Unbeknownst to many internet surfers, the data you submit to a website which does not use https, is free for anyone with appropriate access to see. This includes usernames, cookies and passwords – stuff you don’t want random people finding! Often these are not easily accessible as the data may be encrypted between you and the router, or you could be hard-wired into a network, however if your network security is compromised, perhaps via a hacked home WiFi network, or by simply being on an insecure WiFi network, then all of that data is freely available to anyone with the appropriate tools. If this doesn’t sound scary to you, it should! If someone can access your cookies or even worse, your password, then they will be able to take control of your website and use it for whatever nefarious purpose they may have for it.

Any WordPress powered website is vulnerable to these sorts of issues if it hasn’t been specifically setup to avoid them. There are various ways circumvent some of these security issues, including multi-factor authentication, but by far the simplest and most effective approach is to setup an SSL certificate and force your WordPress admin panel to use https for it’s admin panel. The encryption provided by https prevents anyone from snooping on that data. Your information remains confidential from snoopers as only your browser and server are able to decrypt the data.

Typically, websites will pay for an SSL certificate which is respected by all of the major browser vendors. This provides a nice green icon in the admin panel beside where it says https. However there is no need for you to pay for an SSL certificate if you are the only one using the site. As long as you create the SSL certificate yourself, you can trust it ­čśÇ This is what I do here on geek.hellyer.kiwi so I thought I’d give a quick lesson on how to do it yourself.

There is a plethora of different server setups, so I’m only going to explain the most common setup here, but the same principles should apply for non cPanel setups too. Note, this may not work if your cPanel account is not setup to allow you to create new SSL certificates. If this is the case, simply contact your web host who should be able to setup a certificate for you. If they can’t, then change web hosts! There is no reason you should be forced to use your WordPress admin panel in an insecure fashion simply because of limitations in your web hosting.

SSL link in cPanel

Click the “SSL/TLS Manager” link in cPanel …

The SSL/TLS Manager provides you with links for creating a  private key (KEY), certificate signing request (CSR) and a Certificate (CRT)

The first one you need to create is the private key. Select the domain you want to setup https for, and it will auto-populate the “Host” for you. Then click “Generate”.

You will be provided with the private key although you won’t need to do anything with this as it will be automatically carried forward by the server.

Next up, head back to the SSL/TLS manager and generate a Certificate Signing Request (CSR).

As with the private key, the generated signing request will also be carried forward by the server so you don’t need to do anything with this.

Now head back to the SSL/TLS Manager and create the certificate.
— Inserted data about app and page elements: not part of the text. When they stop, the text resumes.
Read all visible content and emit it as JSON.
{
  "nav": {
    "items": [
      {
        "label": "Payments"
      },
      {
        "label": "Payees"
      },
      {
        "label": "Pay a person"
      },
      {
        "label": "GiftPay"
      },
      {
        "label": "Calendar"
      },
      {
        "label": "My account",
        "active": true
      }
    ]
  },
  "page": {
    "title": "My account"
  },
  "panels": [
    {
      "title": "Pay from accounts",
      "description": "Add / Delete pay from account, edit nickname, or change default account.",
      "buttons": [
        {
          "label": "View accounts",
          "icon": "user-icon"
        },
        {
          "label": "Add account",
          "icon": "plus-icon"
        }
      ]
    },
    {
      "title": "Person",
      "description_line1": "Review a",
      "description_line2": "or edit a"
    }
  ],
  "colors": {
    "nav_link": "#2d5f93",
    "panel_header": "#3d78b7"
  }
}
The private key and signing request you have already prepared will be automatically used to create the final certificate.

This stage, you will have https working on your site, but the WordPress admin panel won’t use it by default, so you need to force it use https. To do this, you need to edit the wp-config.php file (usually found in the main folder of your WordPress installation). At this point you have a choice between only forcing the login page to use https, which protects your password from being stolen, or forcing https over the entire admin panel. Theoretically the admin panel will load slightly slower when using https, so some people do prefer to take the login https option only. But the performance hit is so minimal that I recommend simply forcing https across the entire admin panel as a further security improvement. This ensures that not only is your password secure, but also your cookies and any private posts and data which you may enter via the admin panel.

Adding the following code to the wp-config.php file will force only the login page to use https (not recommended):

define('FORCE_SSL_LOGIN', true);

Adding the following code to the wp-config.php file will force the entire admin panel to use https (recommended):

define('FORCE_SSL_ADMIN', true);

Now when you visit your sites admin panel, you will be greeted by a lovely warning message! Don’t worry, this is simply because you are using a self-signed certificate, which since you were the one that created it is perfectly okay to use. If you can afford to buy a certificate, then do so, but otherwise this free solution should be good enough for most purposes. You just need to put up with clicking past the error message whenever you visit the admin panel from another computer/browser.

Now once you are logged into your admin panel, you should be surfing along in a totally secure admin panel which your neighbours can’t snoop in on. There will be an unpleasant looking line through “https” in your address bar, but this is not a problem due to you have signed the certificate yourself so is no cause for concern. Your admin panel is locked down nice and tight so that no prying eyes can watch what you are doing on your own site.


If you have a multi-site network with domain mapping, this will probably not work unless you have the domain mapping plugin set to use sub-domains of the primary domain as the admin URL for each sub-domain.

This post was heavily inspired by a similar post by Mika Epstein. Mika is an awesome contributor to the WordPress project and can often be found helping out in the support forums at WordPress.org.